​What is Liquid Waste?

Liquid waste can be produced by all sectors of society, and includes community sewage as well as wastewater from industrial processes such as food and agricultural processing, manufacturing and stormwater runoff from distributed sources such as roads, residential and commercial lots.

Liquid waste can be subdivided into other waste types based on the nature of the liquid waste and the risks it poses. For example, wastewater may contain organic substances and nutrients that are of value to agriculture, or may be hazardous due to the chemicals or pathogens it contains.

​Liquid Waste Management Planning

The CVRD is working with project partners to develop a South Sector Liquid Waste Management Plan to guide efforts for future infrastructure improvements to help reduce impacts of liquid waste from current and projected population growth. the provincial guidance documents for this process can be found here.

Our Current Focus


With the support of the province who is the regulator, and a recognition that the process  a complicated and expensive process the province has approved the current focus on sewage management and the necessary infrastructure to meet current and future needs.  Once this has been accomplished it is anticipated that the issue of stormwater management will be addressed.  Our current program  is following a  3 stage process and is utilizing both Gas Tax grant funds for the necessary engineering and consulting work as well as local taxation support to cover necessary staff time and public consultation.

How is this liquid waste and sewage currently managed?


Two types of systems are relied upon to manage liquid waste in the South Cowichan:

1. Septic Systems - provide on site household treatment and disposal of wastewater where sewers are either unavailable or too expensive. Septic systems serve approximately 65% of households in the plan area
2. Community Sewer Systems - provide shared treatment of wastewater at a centralized facility. Community sewer systems serve about 35% of households in the plan area
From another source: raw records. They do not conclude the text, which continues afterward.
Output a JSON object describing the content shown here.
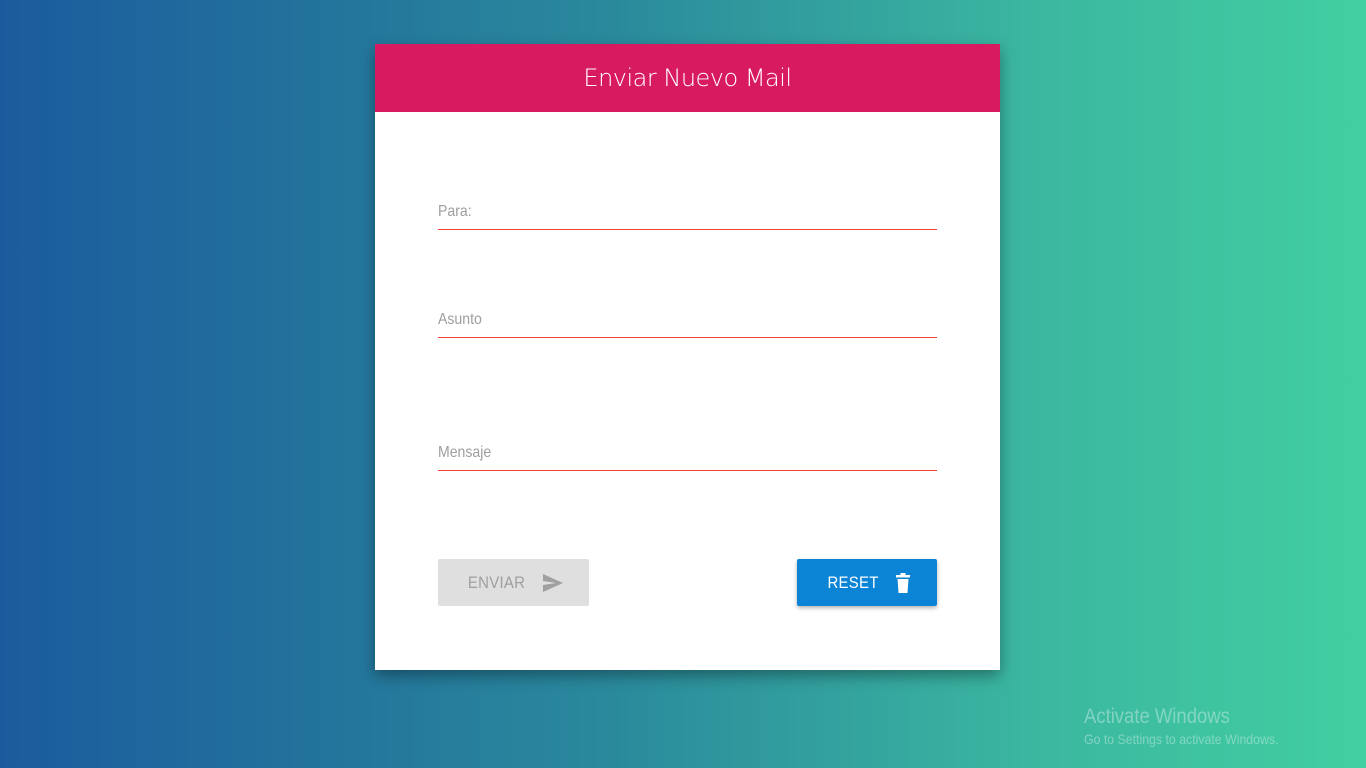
{
  "form": {
    "title": "Enviar Nuevo Mail",
    "fields": {
      "para": {
        "label": "Para:",
        "value": ""
      },
      "asunto": {
        "label": "Asunto",
        "value": ""
      },
      "mensaje": {
        "label": "Mensaje",
        "value": ""
      }
    },
    "buttons": {
      "enviar": {
        "label": "ENVIAR",
        "icon": "send-icon",
        "disabled": true
      },
      "reset": {
        "label": "RESET",
        "icon": "trash-icon"
      }
    }
  },
  "colors": {
    "header": "#d81b60",
    "underline": "#f44336",
    "reset_button": "#0b84d6",
    "enviar_button_disabled": "#dfdfdf"
  },
  "watermark": {
    "title": "Activate Windows",
    "subtitle": "Go to Settings to activate Windows."
  }
}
Both systems work in similar ways. Micro-organisms filter out bacteria, viruses and other pollutants before releasing treated water back into the environment. The key difference between a community sewer system and a septic system is that the homeowner is completely responsible for operation and maintenance of their septic system.